■ Exercise description
With pictures excluded, retype exactly every line from the one containing "What's the underlying" to the end of the records below.

■ Records to process
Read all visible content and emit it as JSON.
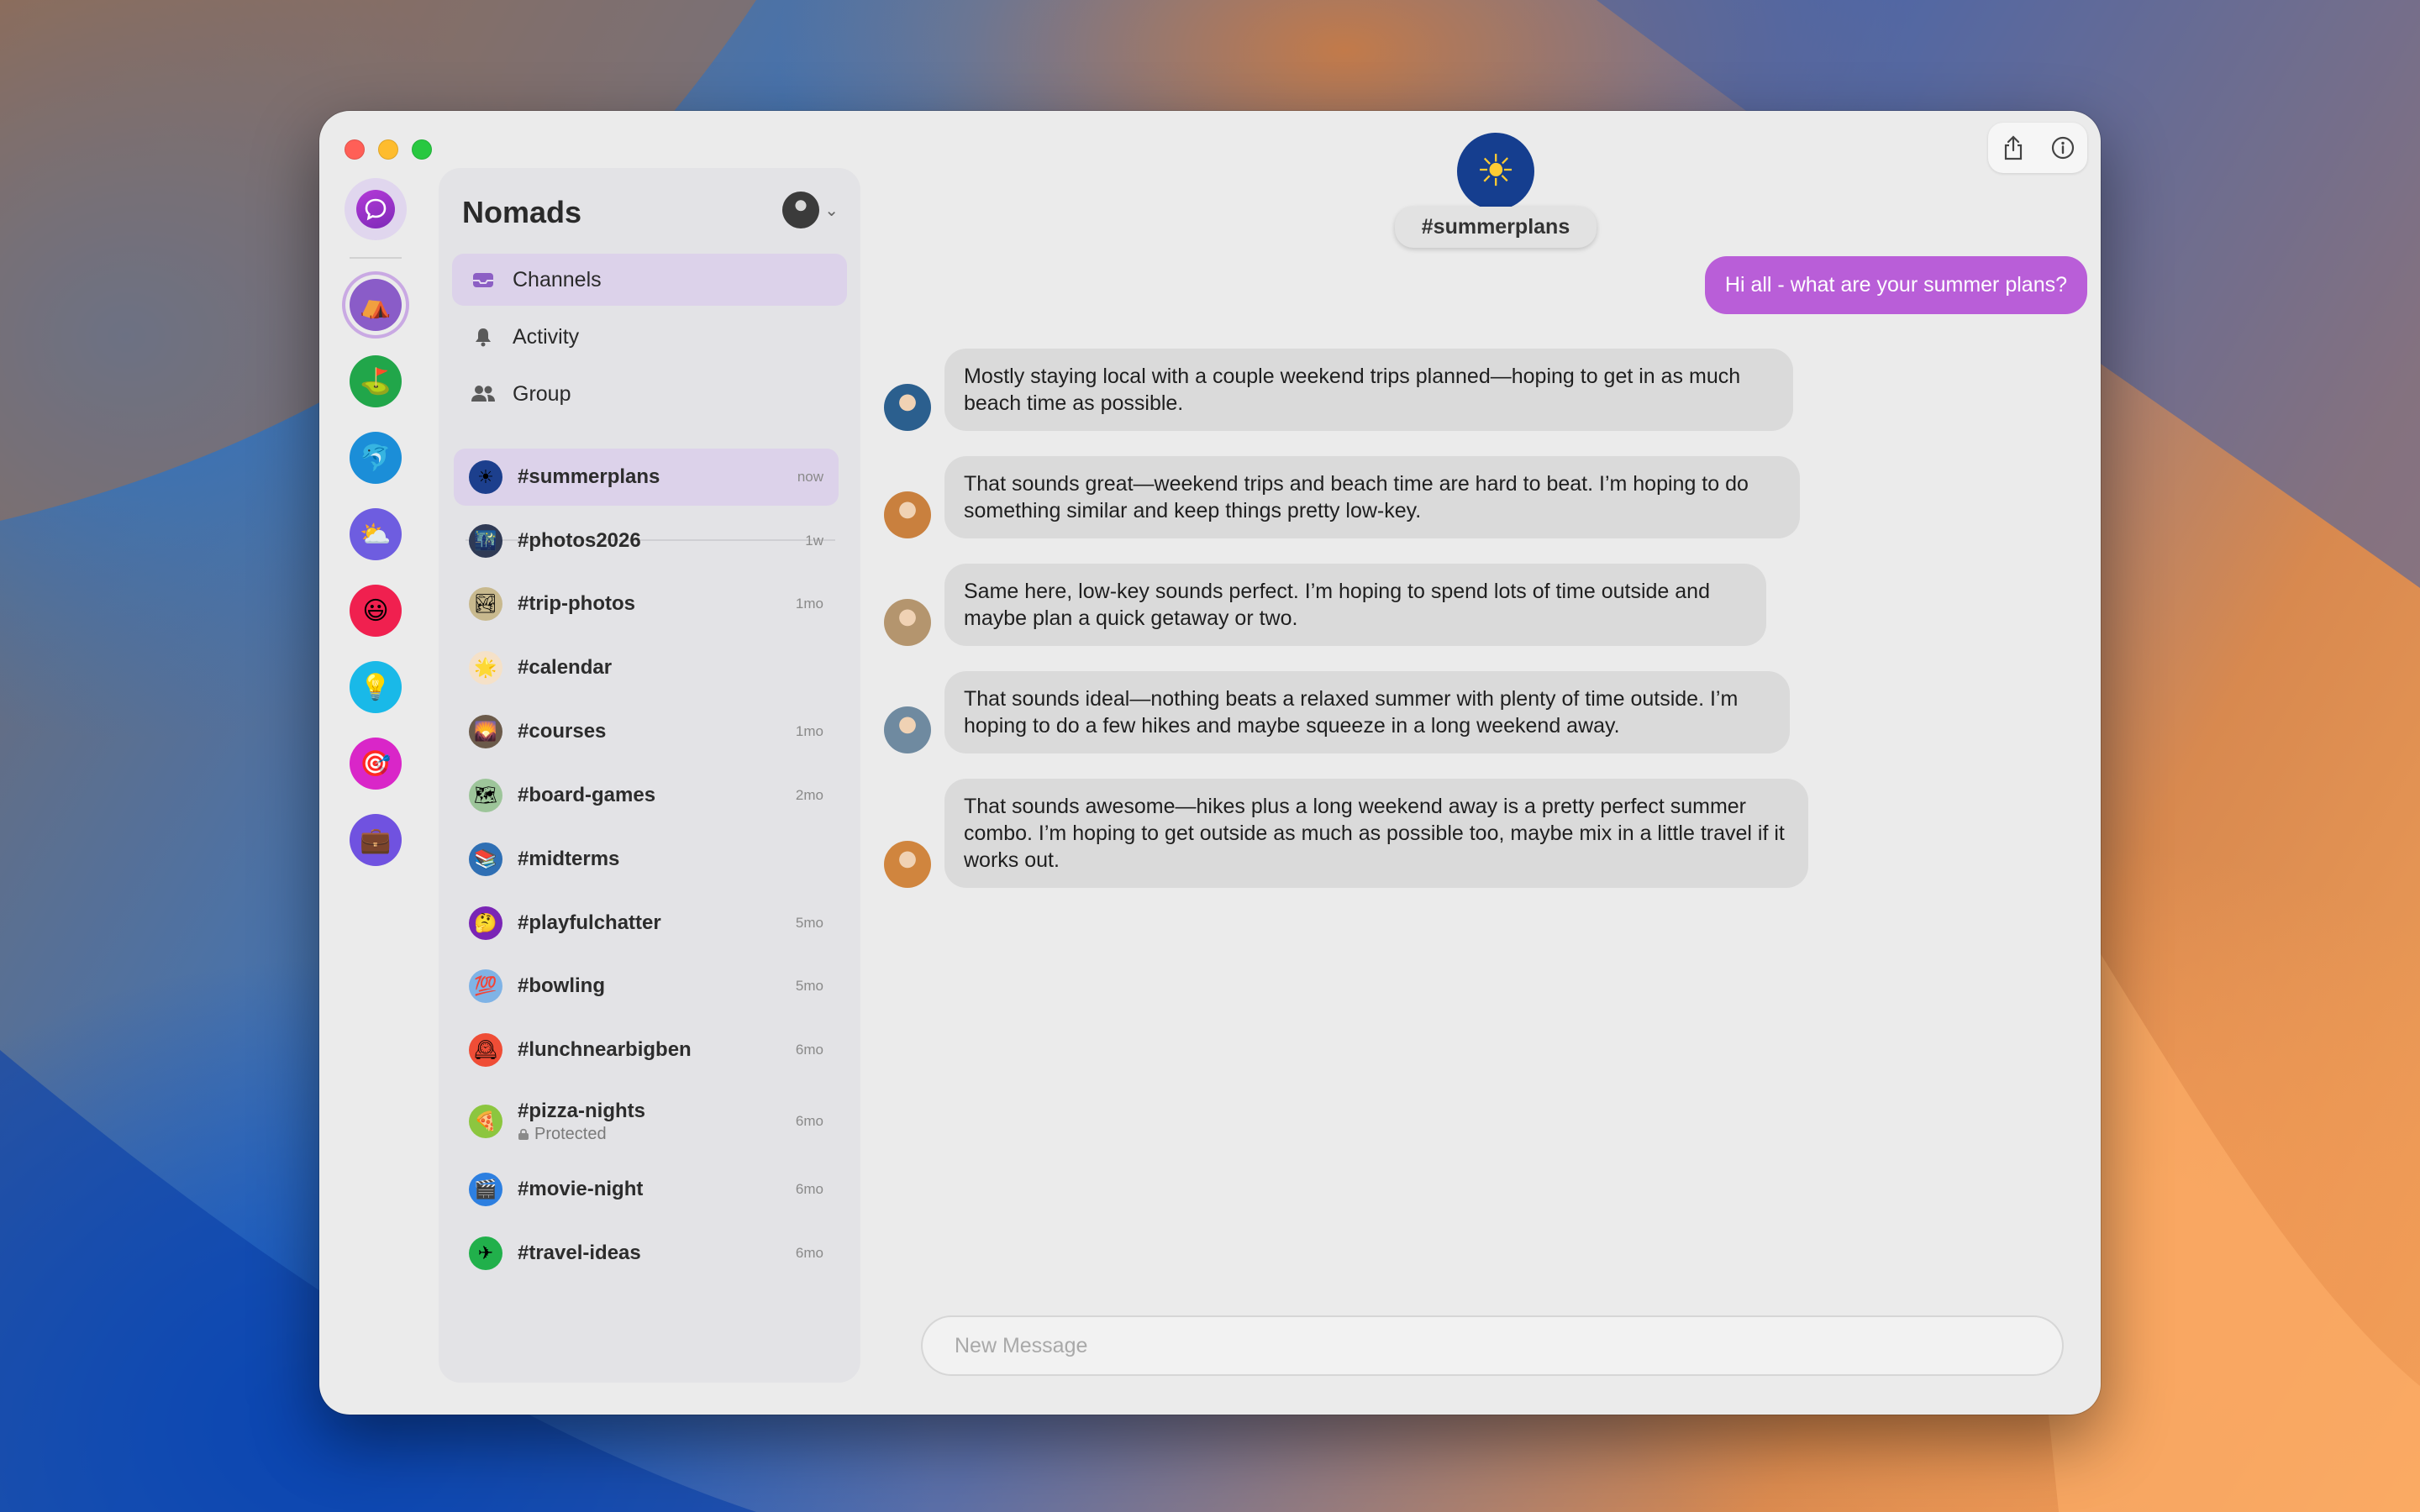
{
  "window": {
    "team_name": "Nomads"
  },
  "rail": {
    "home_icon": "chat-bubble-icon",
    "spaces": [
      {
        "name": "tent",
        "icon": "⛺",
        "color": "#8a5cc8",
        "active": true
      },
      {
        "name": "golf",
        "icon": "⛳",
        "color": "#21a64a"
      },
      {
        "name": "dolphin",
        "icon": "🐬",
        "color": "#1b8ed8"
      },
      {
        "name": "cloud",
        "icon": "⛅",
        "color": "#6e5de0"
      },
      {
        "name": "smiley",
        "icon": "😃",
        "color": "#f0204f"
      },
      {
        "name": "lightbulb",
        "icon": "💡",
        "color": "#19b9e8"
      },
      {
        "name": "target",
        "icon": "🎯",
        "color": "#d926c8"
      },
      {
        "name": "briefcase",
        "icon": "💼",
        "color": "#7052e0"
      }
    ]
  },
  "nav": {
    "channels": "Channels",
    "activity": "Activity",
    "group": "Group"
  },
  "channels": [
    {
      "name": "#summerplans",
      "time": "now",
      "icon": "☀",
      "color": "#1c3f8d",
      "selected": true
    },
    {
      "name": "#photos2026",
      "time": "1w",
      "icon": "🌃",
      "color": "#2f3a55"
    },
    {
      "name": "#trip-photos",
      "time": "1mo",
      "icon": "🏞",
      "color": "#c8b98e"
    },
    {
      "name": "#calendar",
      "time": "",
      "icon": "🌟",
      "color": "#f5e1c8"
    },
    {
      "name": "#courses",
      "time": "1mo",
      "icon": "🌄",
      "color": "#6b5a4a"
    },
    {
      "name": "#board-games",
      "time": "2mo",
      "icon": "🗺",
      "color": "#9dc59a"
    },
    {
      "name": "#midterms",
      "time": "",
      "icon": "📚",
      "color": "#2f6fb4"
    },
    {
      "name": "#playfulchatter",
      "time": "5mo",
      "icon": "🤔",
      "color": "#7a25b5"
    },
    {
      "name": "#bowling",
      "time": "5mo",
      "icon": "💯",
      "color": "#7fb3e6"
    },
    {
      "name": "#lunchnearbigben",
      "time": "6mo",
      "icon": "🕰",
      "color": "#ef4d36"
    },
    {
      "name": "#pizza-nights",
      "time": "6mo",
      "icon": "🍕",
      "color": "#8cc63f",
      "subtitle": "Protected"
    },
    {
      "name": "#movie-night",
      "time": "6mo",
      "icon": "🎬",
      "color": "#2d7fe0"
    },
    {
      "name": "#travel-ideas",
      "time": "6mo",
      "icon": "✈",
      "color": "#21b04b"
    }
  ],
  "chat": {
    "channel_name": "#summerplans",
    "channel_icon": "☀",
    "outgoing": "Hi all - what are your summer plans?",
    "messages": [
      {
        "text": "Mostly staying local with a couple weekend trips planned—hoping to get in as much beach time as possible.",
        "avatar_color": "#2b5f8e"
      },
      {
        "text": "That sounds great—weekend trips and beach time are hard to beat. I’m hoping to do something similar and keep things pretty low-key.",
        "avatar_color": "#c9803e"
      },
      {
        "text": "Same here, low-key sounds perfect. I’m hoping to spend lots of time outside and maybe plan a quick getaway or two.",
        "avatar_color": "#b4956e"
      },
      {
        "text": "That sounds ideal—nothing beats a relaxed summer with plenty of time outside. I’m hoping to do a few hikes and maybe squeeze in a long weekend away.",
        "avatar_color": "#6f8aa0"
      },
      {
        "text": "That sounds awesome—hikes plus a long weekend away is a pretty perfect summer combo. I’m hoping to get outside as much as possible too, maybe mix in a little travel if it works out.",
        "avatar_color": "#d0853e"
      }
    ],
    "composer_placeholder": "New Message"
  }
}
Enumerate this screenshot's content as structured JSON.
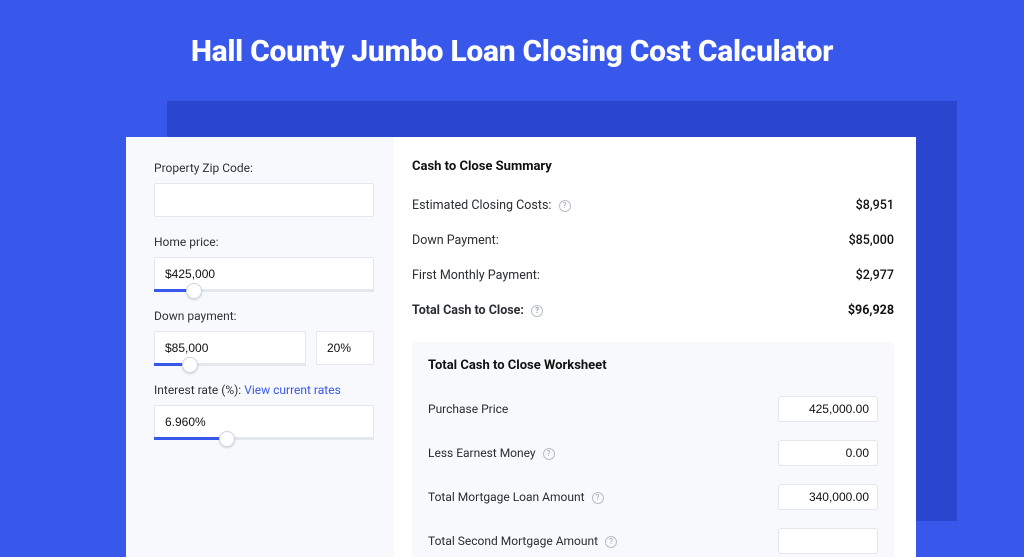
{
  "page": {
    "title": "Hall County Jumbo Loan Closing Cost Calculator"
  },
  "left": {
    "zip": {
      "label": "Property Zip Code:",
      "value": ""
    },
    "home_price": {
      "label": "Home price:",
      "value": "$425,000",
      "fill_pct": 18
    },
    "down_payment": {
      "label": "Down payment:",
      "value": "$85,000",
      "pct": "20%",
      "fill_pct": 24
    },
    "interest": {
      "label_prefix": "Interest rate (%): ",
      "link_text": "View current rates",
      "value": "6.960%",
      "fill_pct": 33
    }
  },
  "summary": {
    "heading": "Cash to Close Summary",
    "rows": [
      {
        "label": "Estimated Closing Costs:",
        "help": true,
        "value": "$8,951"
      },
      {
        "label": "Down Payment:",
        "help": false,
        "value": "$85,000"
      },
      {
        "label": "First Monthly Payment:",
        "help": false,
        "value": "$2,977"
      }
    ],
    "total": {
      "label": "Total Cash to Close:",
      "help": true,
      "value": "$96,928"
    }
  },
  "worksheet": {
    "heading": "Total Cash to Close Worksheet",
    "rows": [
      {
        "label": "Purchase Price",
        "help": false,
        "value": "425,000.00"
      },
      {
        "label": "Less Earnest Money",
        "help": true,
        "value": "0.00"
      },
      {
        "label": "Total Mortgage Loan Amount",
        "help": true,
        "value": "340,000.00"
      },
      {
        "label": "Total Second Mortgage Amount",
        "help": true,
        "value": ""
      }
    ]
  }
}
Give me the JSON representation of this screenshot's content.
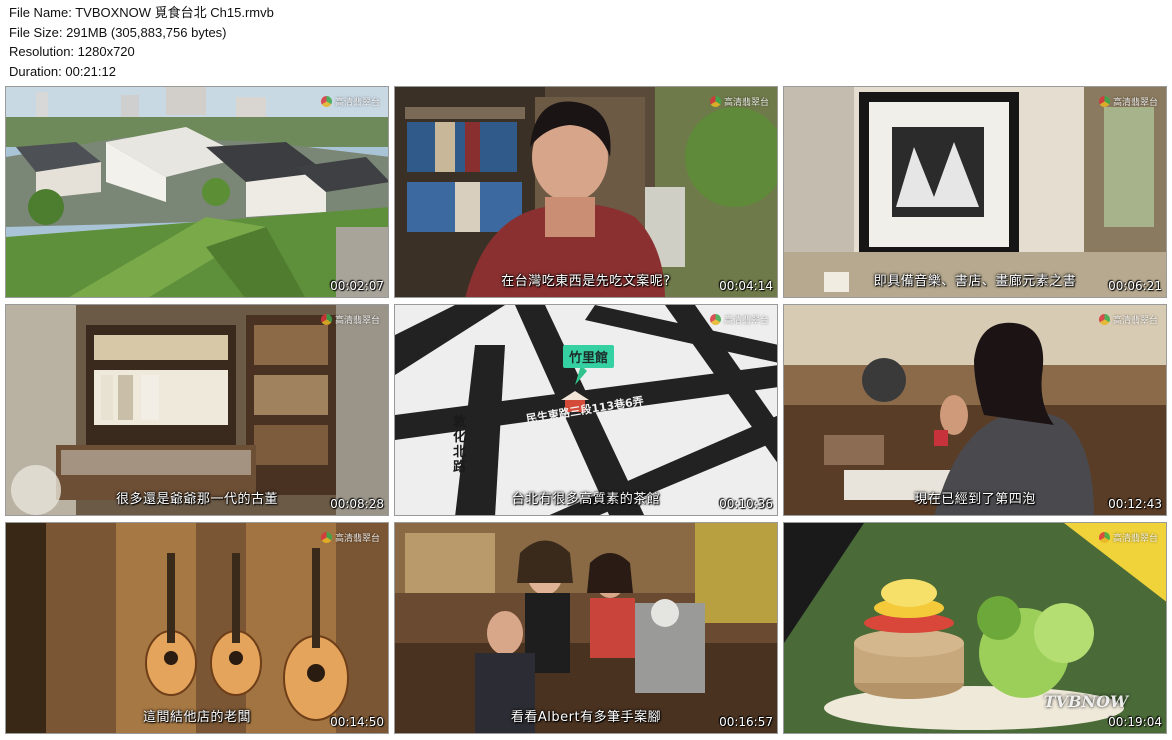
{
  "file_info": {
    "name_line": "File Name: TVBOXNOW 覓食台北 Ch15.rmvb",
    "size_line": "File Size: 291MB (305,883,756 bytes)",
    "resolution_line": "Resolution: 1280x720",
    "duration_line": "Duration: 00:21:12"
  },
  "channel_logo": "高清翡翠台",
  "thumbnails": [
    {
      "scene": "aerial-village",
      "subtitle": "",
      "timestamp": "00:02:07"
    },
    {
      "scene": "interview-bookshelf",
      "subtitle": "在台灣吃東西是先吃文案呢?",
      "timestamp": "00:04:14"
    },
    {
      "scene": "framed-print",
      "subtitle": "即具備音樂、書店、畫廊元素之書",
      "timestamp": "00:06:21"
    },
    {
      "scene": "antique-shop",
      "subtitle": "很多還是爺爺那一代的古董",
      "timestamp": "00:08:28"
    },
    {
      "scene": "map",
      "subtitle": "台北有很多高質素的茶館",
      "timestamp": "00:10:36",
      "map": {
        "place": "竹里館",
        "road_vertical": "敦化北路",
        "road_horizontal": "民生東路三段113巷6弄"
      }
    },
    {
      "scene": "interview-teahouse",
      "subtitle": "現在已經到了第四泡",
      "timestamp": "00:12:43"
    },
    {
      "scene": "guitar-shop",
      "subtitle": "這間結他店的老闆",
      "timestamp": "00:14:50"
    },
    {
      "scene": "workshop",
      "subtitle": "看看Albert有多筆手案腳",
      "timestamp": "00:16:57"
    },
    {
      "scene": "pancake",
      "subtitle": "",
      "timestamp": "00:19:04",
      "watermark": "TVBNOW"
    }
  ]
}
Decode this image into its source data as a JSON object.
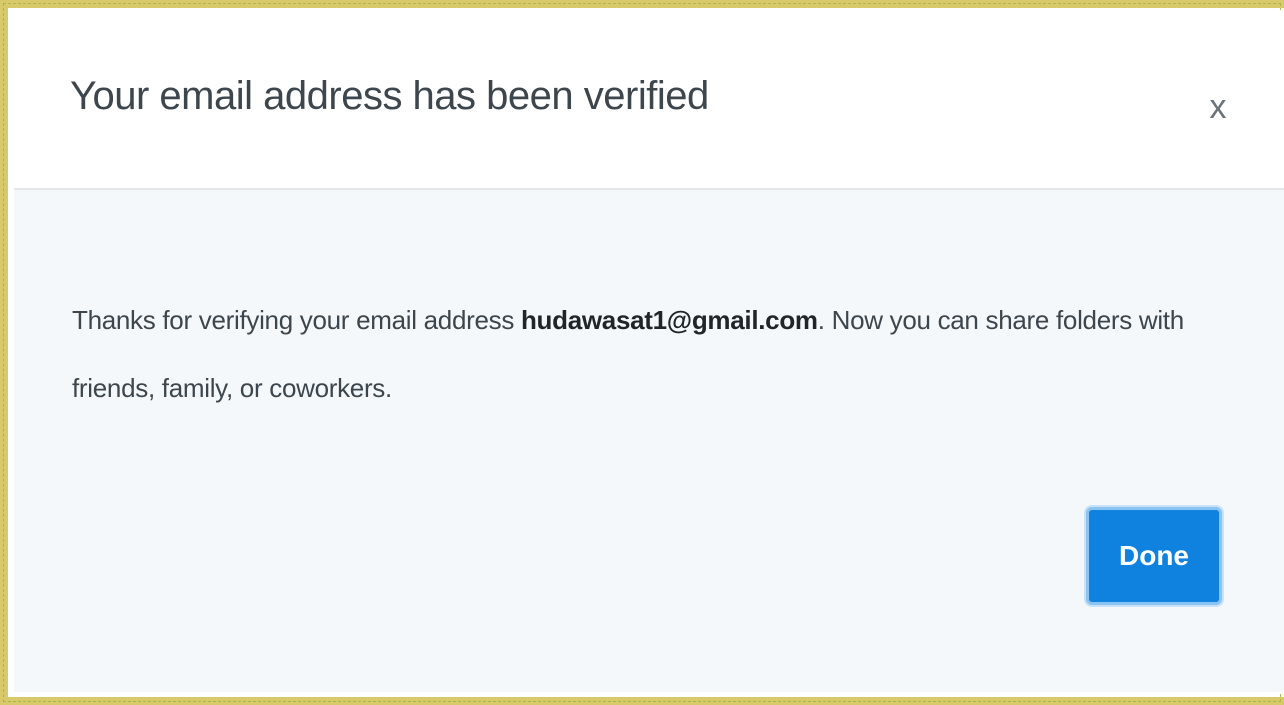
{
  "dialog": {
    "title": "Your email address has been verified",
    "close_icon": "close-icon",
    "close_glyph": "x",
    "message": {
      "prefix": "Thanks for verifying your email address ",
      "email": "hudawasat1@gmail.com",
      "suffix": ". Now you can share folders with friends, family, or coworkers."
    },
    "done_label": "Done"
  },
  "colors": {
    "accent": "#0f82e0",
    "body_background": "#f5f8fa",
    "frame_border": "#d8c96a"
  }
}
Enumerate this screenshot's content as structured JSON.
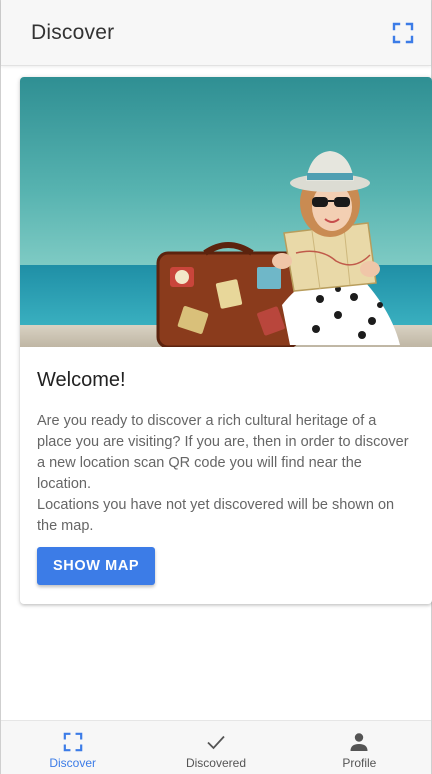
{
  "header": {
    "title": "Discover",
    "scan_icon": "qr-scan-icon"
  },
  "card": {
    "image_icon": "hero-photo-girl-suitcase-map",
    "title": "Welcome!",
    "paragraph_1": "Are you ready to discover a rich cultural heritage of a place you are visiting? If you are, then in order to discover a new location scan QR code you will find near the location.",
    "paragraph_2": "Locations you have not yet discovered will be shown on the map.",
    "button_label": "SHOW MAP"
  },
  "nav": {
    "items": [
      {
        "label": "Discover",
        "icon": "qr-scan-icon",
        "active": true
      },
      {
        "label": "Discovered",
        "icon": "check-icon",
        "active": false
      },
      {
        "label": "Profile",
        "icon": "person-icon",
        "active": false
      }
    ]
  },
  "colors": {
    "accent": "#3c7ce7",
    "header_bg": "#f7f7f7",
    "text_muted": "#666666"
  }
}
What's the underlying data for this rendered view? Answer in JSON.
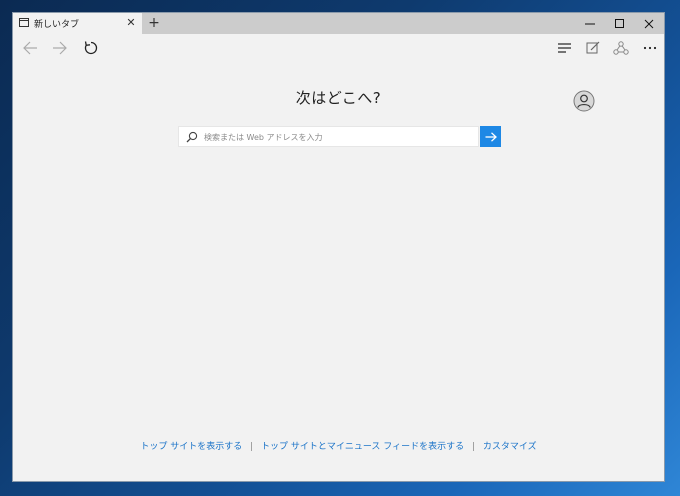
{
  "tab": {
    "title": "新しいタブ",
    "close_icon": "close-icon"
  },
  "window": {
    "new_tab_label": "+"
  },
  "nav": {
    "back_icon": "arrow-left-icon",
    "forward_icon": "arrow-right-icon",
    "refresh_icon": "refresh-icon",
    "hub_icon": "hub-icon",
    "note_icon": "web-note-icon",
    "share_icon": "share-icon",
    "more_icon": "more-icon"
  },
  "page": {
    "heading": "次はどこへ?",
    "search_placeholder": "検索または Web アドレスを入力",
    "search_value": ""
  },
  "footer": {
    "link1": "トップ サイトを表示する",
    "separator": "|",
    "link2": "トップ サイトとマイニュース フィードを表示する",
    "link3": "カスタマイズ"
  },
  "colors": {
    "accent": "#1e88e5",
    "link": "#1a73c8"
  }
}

■ Response
What's the underlying data for this rendered view? Answer in JSON.
{
  "tab": {
    "title": "新しいタブ",
    "close_icon": "close-icon"
  },
  "window": {
    "new_tab_label": "+"
  },
  "nav": {
    "back_icon": "arrow-left-icon",
    "forward_icon": "arrow-right-icon",
    "refresh_icon": "refresh-icon",
    "hub_icon": "hub-icon",
    "note_icon": "web-note-icon",
    "share_icon": "share-icon",
    "more_icon": "more-icon"
  },
  "page": {
    "heading": "次はどこへ?",
    "search_placeholder": "検索または Web アドレスを入力",
    "search_value": ""
  },
  "footer": {
    "link1": "トップ サイトを表示する",
    "separator": "|",
    "link2": "トップ サイトとマイニュース フィードを表示する",
    "link3": "カスタマイズ"
  },
  "colors": {
    "accent": "#1e88e5",
    "link": "#1a73c8"
  }
}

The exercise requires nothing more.